Though cliché, the authors' call to 'run to the crisis' isn't trite at all. It's no less trite for chiefdom, occupational journalists and their citizen counterparts dawning 3.0 than it was to the friendlier, subtle but perhaps more adversarial 'oneupmanship' that marked information exchange and reputations of the 1.0 generation. Our corporate 'friends' and counsel wore white-collar T-shirts beneath their expensive vests; we wore our coffee-stained cottons and camisoles straight up to the copy desk. (We dressed them up for boardrooms with khakis and a blazer ....)
As I recall, the press corps' most popular T quoted Richard Nixon: "... The media always have the last word." Levick and Smith 'get it,' and they also seem to get the power of integrity and today's new media powerbrokers, as well as the fuller message of Nixon's full quotation: "The media are far more powerful than the President in creating public awareness and shaping public opinion, for the simple reason that the media always have the last word."
Today's media often have the first word, too, which STP underscores well -- crisis or not. And for that, Levick and Smith deserve a T-shirt ... with matching SOX to boot. Or maybe they'll brand some sox for the C-suite that offer the real wisdom of this book: "Integrity is doing the right thing when no one is watching." -- Stop the Presses

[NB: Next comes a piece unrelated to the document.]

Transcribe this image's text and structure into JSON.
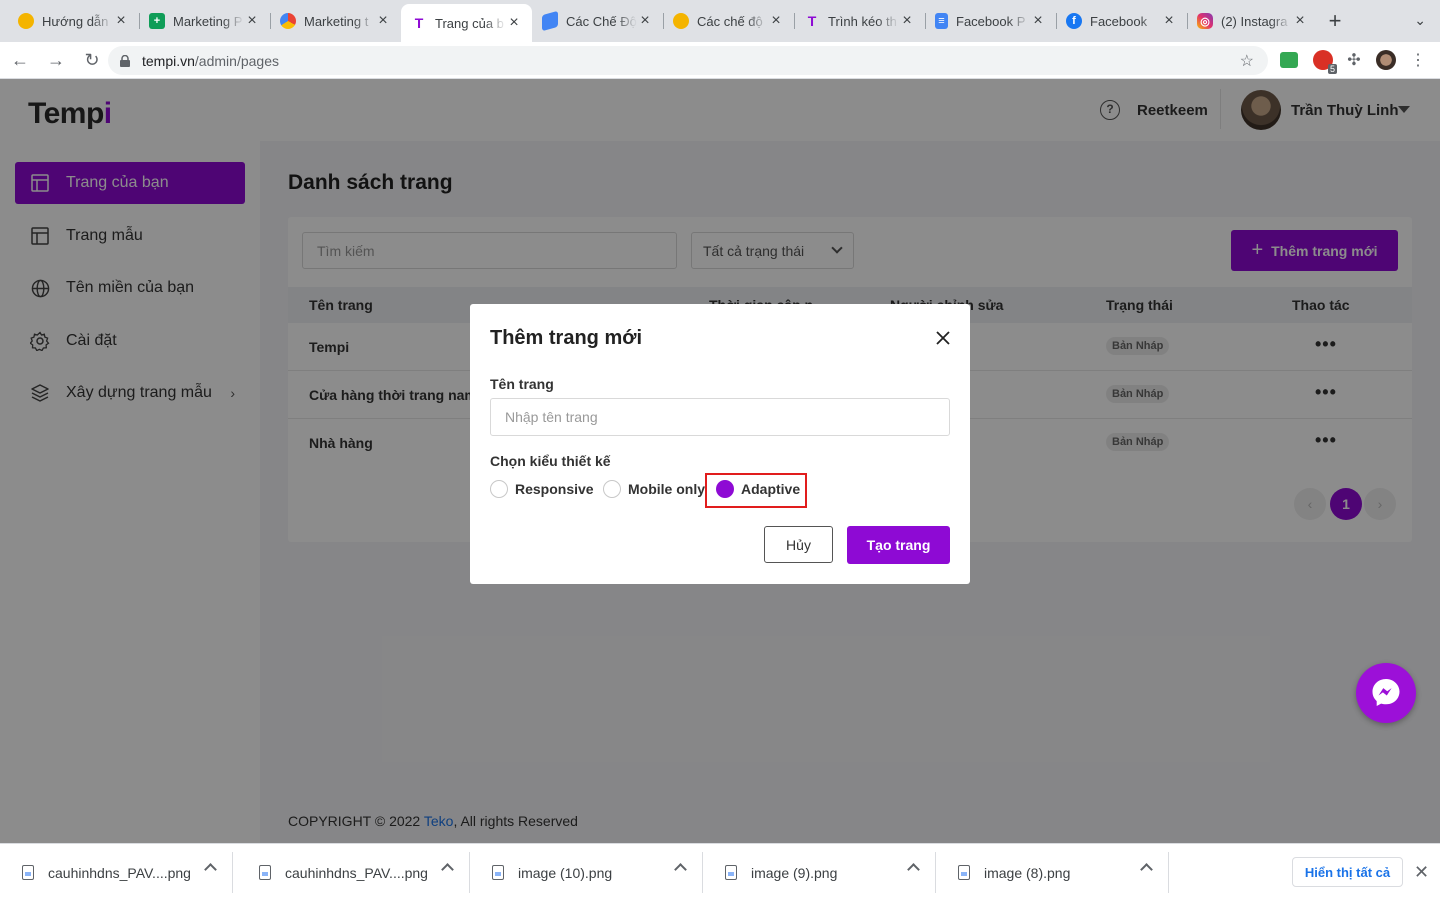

The title of this book invokes a sense of urgency and indeed the book is a must-read for anyone who has to navigate their way through the increasingly complex world of public relations. It is clearly written, well-organized and easy to read.
Richard Levick and Larry Smith include many real-world examples that provide fascinating context for the information covered in the book. The checklists of best practices that the authors include have made this book my "go-to" resource when I'm developing a PR plan for an issue or a case in which my firm is involved. I will keep this book close at hand along with my already dog-eared copy of the first edition.